The pastor of Sure Creek Community Church in League City, Texas, acknowledged the outbreak took enlighten in two waves, first on the camp after which when individuals returned dwelling in gradual June and unfold the virus to their families.
“In some situations, complete families are in uncomfortable health,” pastor Bruce Wesley acknowledged on the church’s Fb net page.
In Illinois, health officers acknowledged 85 younger individuals and adults at a Christian formative years camp in mid-June tested obvious, collectively with an unvaccinated younger grownup who become once hospitalized, and some individuals from the camp attended a end-by conference, main to 11 extra situations.
The Illinois Division of Public Neatly being acknowledged your complete campers were eligible for the vaccine, but handiest “a handful” of campers and workers had obtained it. The camp did no longer take a look at vaccination location or require individuals to set up on masks indoors, in line with the department.
The health department in Leon County, Florida, which contains Tallahassee, tweeted this month that an manufacture bigger in situations there additionally become once tied in portion to summer season camp outbreaks.
And in Kansas, about 50 individuals had been contaminated in an outbreak linked to a church summer season camp held final month no longer removed from Wichita.
In other areas the residing is better. The roughly 225 overnight camps and thousands of day camps amble by native YMCAs are mostly beginning this summer season, even supposing with a chunk of diminished potential, acknowledged Paul McEntire, chief working officer for YMCA of the United States.
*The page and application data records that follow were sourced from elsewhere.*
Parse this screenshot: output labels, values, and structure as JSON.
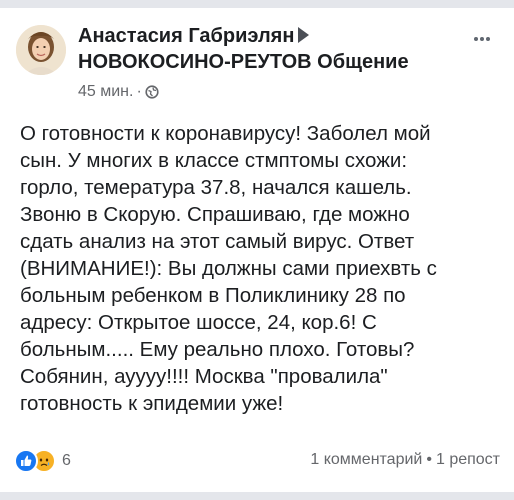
{
  "post": {
    "author": "Анастасия Габриэлян",
    "group": "НОВОКОСИНО-РЕУТОВ",
    "group_suffix": "Общение",
    "time": "45 мин.",
    "time_separator": "·",
    "privacy_icon": "globe-icon",
    "more_icon": "more-options-icon",
    "body_lines": [
      "О готовности к коронавирусу! Заболел мой",
      "сын. У многих в классе стмптомы схожи:",
      "горло, теме­ратура 37.8, начался кашель.",
      "Звоню в Скорую. Спрашиваю, где можно",
      "сдать анализ на этот самый вирус. Ответ",
      "(ВНИМАНИЕ!): Вы должны сами приехвть с",
      "больным ребенком в Поликлинику 28 по",
      "адресу: Открытое шоссе, 24, кор.6! С",
      "больным..... Ему реально плохо. Готовы?",
      "Собянин, ауууу!!!! Москва \"провалила\"",
      "готовность к эпидемии уже!"
    ]
  },
  "footer": {
    "reaction_icons": [
      "like-icon",
      "sad-icon"
    ],
    "reaction_count": "6",
    "comments": "1 комментарий",
    "separator": "•",
    "shares": "1 репост"
  },
  "colors": {
    "text": "#1c1e21",
    "secondary": "#65676b",
    "like_blue": "#1877f2",
    "sad_yellow": "#f7b125",
    "divider": "#e4e6eb"
  }
}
McEntire acknowledged he is attentive to just a few situations of Y camps the set up individuals tested obvious for the virus, but no cases of valuable unfold. He acknowledged many camps are taking precautions comparable to serving meals in shifts or outdoor and making an are attempting to preserve younger individuals in separate teams. Most are requiring masks indoors, but he acknowledged it steadily is a field.
“To be frank, there are some individuals that did no longer desire to send their teenagers except they were assured that overlaying become once being aged indoors,” he acknowledged. “There had been others that took the real reverse point of view.”
Ahead of the college twelve months, the Centers for Disease Retain watch over and Prevention up thus a long way its steering final week to issue vaccinated lecturers and students have not got to set up on masks inside and 3-foot distancing of desks is no longer any longer valuable for the fully vaccinated.
Summer time camp outbreaks “surely would perchance perchance even be a precursor” to what happens when younger individuals return to classrooms in the autumn, acknowledged Dr. Michelle Prickett, a pulmonary and severe care specialist at Northwestern Memorial Clinical institution in Chicago. The final result will depend on vaccination rates and which virus variants are prevalent, she acknowledged.
“We honest can even peaceful be vigilant,” Prickett acknowledged.
Schaffner acknowledged he thinks colleges would perchance perchance no longer face similar outbreaks because they have a tendency to be more structured and disciplined than camps and most got aged to making changes in the path of the final twelve months and a half of. Nonetheless he acknowledged basically the most inviting ability to decrease the chance is to assemble most folk vaccinated.
“There are many parts of the country that merely fetch no longer grasped this,” he acknowledged.
The COVID-19 vaccine in the U.S. is allowed for individuals as younger as 12. It shall be several months sooner than regulators manufacture a resolution on authorizing photos for younger individuals youthful than that. Reviews on younger individuals below 12 are peaceful occurring.
Ford, the teacher whose daughter narrowly escaped getting COVID-19 at a Missouri summer season camp, is panicked.
“With the uptick in situations, I am concerned that we’d no longer be in a enlighten to roam attend to similar outdated, and we are going to have the chance to fetch to quiz individuals to veil and stuff,” she acknowledged, “and I fetch a feeling that there’s going to be a large argument.”